TASK GOAL >> Answer with only the number of lines below where "Info" appears.

___ TASK MATERIAL ___

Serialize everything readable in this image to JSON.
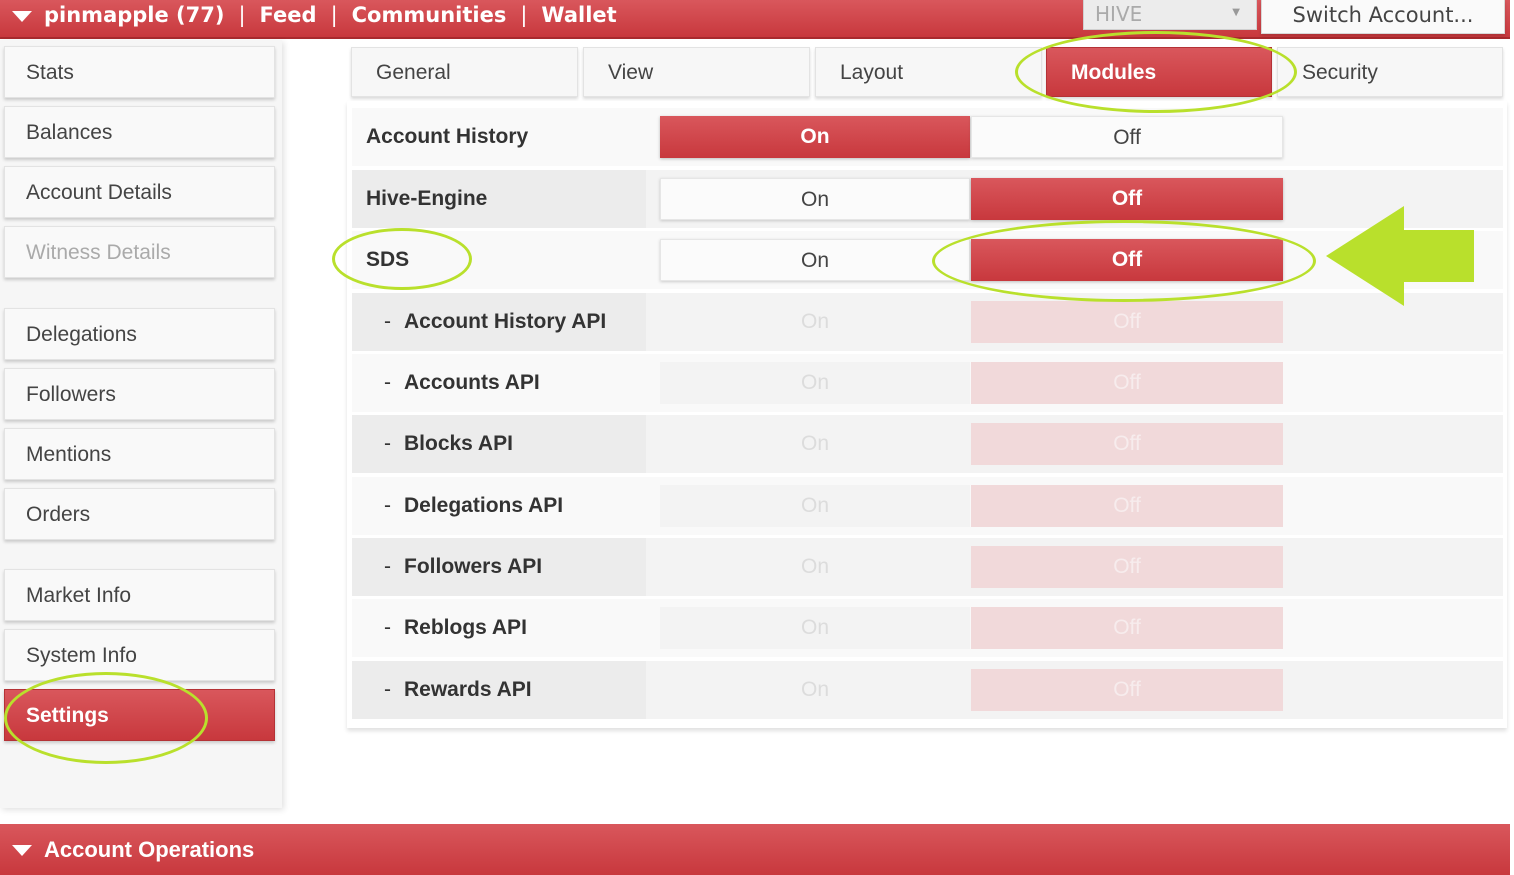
{
  "topbar": {
    "account": "pinmapple (77)",
    "nav": [
      "Feed",
      "Communities",
      "Wallet"
    ],
    "separator": "|",
    "chain_select": "HIVE",
    "switch_account": "Switch Account..."
  },
  "sidebar": {
    "items": [
      {
        "label": "Stats",
        "state": "normal"
      },
      {
        "label": "Balances",
        "state": "normal"
      },
      {
        "label": "Account Details",
        "state": "normal"
      },
      {
        "label": "Witness Details",
        "state": "disabled"
      },
      {
        "label": "Delegations",
        "state": "normal"
      },
      {
        "label": "Followers",
        "state": "normal"
      },
      {
        "label": "Mentions",
        "state": "normal"
      },
      {
        "label": "Orders",
        "state": "normal"
      },
      {
        "label": "Market Info",
        "state": "normal"
      },
      {
        "label": "System Info",
        "state": "normal"
      },
      {
        "label": "Settings",
        "state": "active"
      }
    ]
  },
  "tabs": [
    {
      "label": "General",
      "active": false
    },
    {
      "label": "View",
      "active": false
    },
    {
      "label": "Layout",
      "active": false
    },
    {
      "label": "Modules",
      "active": true
    },
    {
      "label": "Security",
      "active": false
    }
  ],
  "toggle_labels": {
    "on": "On",
    "off": "Off"
  },
  "modules": [
    {
      "label": "Account History",
      "value": "on",
      "sub": false,
      "disabled": false
    },
    {
      "label": "Hive-Engine",
      "value": "off",
      "sub": false,
      "disabled": false
    },
    {
      "label": "SDS",
      "value": "off",
      "sub": false,
      "disabled": false
    },
    {
      "label": "Account History API",
      "value": "off",
      "sub": true,
      "disabled": true
    },
    {
      "label": "Accounts API",
      "value": "off",
      "sub": true,
      "disabled": true
    },
    {
      "label": "Blocks API",
      "value": "off",
      "sub": true,
      "disabled": true
    },
    {
      "label": "Delegations API",
      "value": "off",
      "sub": true,
      "disabled": true
    },
    {
      "label": "Followers API",
      "value": "off",
      "sub": true,
      "disabled": true
    },
    {
      "label": "Reblogs API",
      "value": "off",
      "sub": true,
      "disabled": true
    },
    {
      "label": "Rewards API",
      "value": "off",
      "sub": true,
      "disabled": true
    }
  ],
  "sub_prefix": "-",
  "bottombar": {
    "label": "Account Operations"
  },
  "colors": {
    "accent": "#c8383d",
    "highlight": "#b9e02c"
  }
}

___

PROBLEM SOLUTION >> 2